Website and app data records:
------------------------------------

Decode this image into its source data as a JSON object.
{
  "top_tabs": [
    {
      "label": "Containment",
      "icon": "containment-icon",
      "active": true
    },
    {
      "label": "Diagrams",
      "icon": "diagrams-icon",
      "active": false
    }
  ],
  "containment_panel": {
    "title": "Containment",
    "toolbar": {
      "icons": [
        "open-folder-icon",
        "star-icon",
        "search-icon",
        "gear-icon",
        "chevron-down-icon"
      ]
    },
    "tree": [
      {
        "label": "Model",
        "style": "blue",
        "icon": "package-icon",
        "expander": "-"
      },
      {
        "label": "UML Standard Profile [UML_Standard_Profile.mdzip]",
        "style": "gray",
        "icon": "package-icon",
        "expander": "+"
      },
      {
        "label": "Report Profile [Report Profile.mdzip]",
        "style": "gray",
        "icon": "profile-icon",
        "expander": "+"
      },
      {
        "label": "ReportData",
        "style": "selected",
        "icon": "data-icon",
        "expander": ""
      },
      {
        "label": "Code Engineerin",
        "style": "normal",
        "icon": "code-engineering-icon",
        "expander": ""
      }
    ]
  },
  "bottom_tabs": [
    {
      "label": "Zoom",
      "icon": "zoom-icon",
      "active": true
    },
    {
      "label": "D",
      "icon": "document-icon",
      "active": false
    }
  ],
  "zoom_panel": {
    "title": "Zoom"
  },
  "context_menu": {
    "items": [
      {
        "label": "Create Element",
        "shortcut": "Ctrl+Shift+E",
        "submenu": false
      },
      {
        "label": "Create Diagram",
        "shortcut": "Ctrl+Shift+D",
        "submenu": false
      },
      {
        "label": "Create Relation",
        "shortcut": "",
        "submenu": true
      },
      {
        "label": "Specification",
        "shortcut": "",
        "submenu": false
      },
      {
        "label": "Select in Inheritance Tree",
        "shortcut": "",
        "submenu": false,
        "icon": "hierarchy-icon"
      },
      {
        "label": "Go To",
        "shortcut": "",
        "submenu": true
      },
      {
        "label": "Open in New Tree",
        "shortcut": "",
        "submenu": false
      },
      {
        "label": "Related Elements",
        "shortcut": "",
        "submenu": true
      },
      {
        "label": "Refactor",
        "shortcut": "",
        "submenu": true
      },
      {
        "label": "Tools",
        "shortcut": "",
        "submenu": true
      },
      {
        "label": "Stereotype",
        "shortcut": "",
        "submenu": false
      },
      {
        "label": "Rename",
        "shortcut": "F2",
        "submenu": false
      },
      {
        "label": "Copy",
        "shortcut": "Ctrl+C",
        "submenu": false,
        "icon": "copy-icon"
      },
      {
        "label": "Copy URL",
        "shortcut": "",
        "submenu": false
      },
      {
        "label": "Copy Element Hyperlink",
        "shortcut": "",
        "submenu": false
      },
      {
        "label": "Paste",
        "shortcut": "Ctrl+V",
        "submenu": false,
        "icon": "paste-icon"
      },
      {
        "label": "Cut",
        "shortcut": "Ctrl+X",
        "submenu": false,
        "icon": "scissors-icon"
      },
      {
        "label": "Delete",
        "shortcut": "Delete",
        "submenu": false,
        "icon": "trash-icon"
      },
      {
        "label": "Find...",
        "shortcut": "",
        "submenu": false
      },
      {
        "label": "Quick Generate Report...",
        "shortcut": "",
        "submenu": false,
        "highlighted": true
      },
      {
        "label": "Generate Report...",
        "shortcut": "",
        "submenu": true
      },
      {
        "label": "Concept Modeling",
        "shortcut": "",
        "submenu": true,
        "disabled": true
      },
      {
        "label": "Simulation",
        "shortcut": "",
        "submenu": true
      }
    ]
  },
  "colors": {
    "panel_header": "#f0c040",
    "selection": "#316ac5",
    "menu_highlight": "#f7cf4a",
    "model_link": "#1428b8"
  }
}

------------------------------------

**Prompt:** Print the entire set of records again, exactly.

**Finished exercise:**
Decode this image into its source data as a JSON object.
{
  "top_tabs": [
    {
      "label": "Containment",
      "icon": "containment-icon",
      "active": true
    },
    {
      "label": "Diagrams",
      "icon": "diagrams-icon",
      "active": false
    }
  ],
  "containment_panel": {
    "title": "Containment",
    "toolbar": {
      "icons": [
        "open-folder-icon",
        "star-icon",
        "search-icon",
        "gear-icon",
        "chevron-down-icon"
      ]
    },
    "tree": [
      {
        "label": "Model",
        "style": "blue",
        "icon": "package-icon",
        "expander": "-"
      },
      {
        "label": "UML Standard Profile [UML_Standard_Profile.mdzip]",
        "style": "gray",
        "icon": "package-icon",
        "expander": "+"
      },
      {
        "label": "Report Profile [Report Profile.mdzip]",
        "style": "gray",
        "icon": "profile-icon",
        "expander": "+"
      },
      {
        "label": "ReportData",
        "style": "selected",
        "icon": "data-icon",
        "expander": ""
      },
      {
        "label": "Code Engineerin",
        "style": "normal",
        "icon": "code-engineering-icon",
        "expander": ""
      }
    ]
  },
  "bottom_tabs": [
    {
      "label": "Zoom",
      "icon": "zoom-icon",
      "active": true
    },
    {
      "label": "D",
      "icon": "document-icon",
      "active": false
    }
  ],
  "zoom_panel": {
    "title": "Zoom"
  },
  "context_menu": {
    "items": [
      {
        "label": "Create Element",
        "shortcut": "Ctrl+Shift+E",
        "submenu": false
      },
      {
        "label": "Create Diagram",
        "shortcut": "Ctrl+Shift+D",
        "submenu": false
      },
      {
        "label": "Create Relation",
        "shortcut": "",
        "submenu": true
      },
      {
        "label": "Specification",
        "shortcut": "",
        "submenu": false
      },
      {
        "label": "Select in Inheritance Tree",
        "shortcut": "",
        "submenu": false,
        "icon": "hierarchy-icon"
      },
      {
        "label": "Go To",
        "shortcut": "",
        "submenu": true
      },
      {
        "label": "Open in New Tree",
        "shortcut": "",
        "submenu": false
      },
      {
        "label": "Related Elements",
        "shortcut": "",
        "submenu": true
      },
      {
        "label": "Refactor",
        "shortcut": "",
        "submenu": true
      },
      {
        "label": "Tools",
        "shortcut": "",
        "submenu": true
      },
      {
        "label": "Stereotype",
        "shortcut": "",
        "submenu": false
      },
      {
        "label": "Rename",
        "shortcut": "F2",
        "submenu": false
      },
      {
        "label": "Copy",
        "shortcut": "Ctrl+C",
        "submenu": false,
        "icon": "copy-icon"
      },
      {
        "label": "Copy URL",
        "shortcut": "",
        "submenu": false
      },
      {
        "label": "Copy Element Hyperlink",
        "shortcut": "",
        "submenu": false
      },
      {
        "label": "Paste",
        "shortcut": "Ctrl+V",
        "submenu": false,
        "icon": "paste-icon"
      },
      {
        "label": "Cut",
        "shortcut": "Ctrl+X",
        "submenu": false,
        "icon": "scissors-icon"
      },
      {
        "label": "Delete",
        "shortcut": "Delete",
        "submenu": false,
        "icon": "trash-icon"
      },
      {
        "label": "Find...",
        "shortcut": "",
        "submenu": false
      },
      {
        "label": "Quick Generate Report...",
        "shortcut": "",
        "submenu": false,
        "highlighted": true
      },
      {
        "label": "Generate Report...",
        "shortcut": "",
        "submenu": true
      },
      {
        "label": "Concept Modeling",
        "shortcut": "",
        "submenu": true,
        "disabled": true
      },
      {
        "label": "Simulation",
        "shortcut": "",
        "submenu": true
      }
    ]
  },
  "colors": {
    "panel_header": "#f0c040",
    "selection": "#316ac5",
    "menu_highlight": "#f7cf4a",
    "model_link": "#1428b8"
  }
}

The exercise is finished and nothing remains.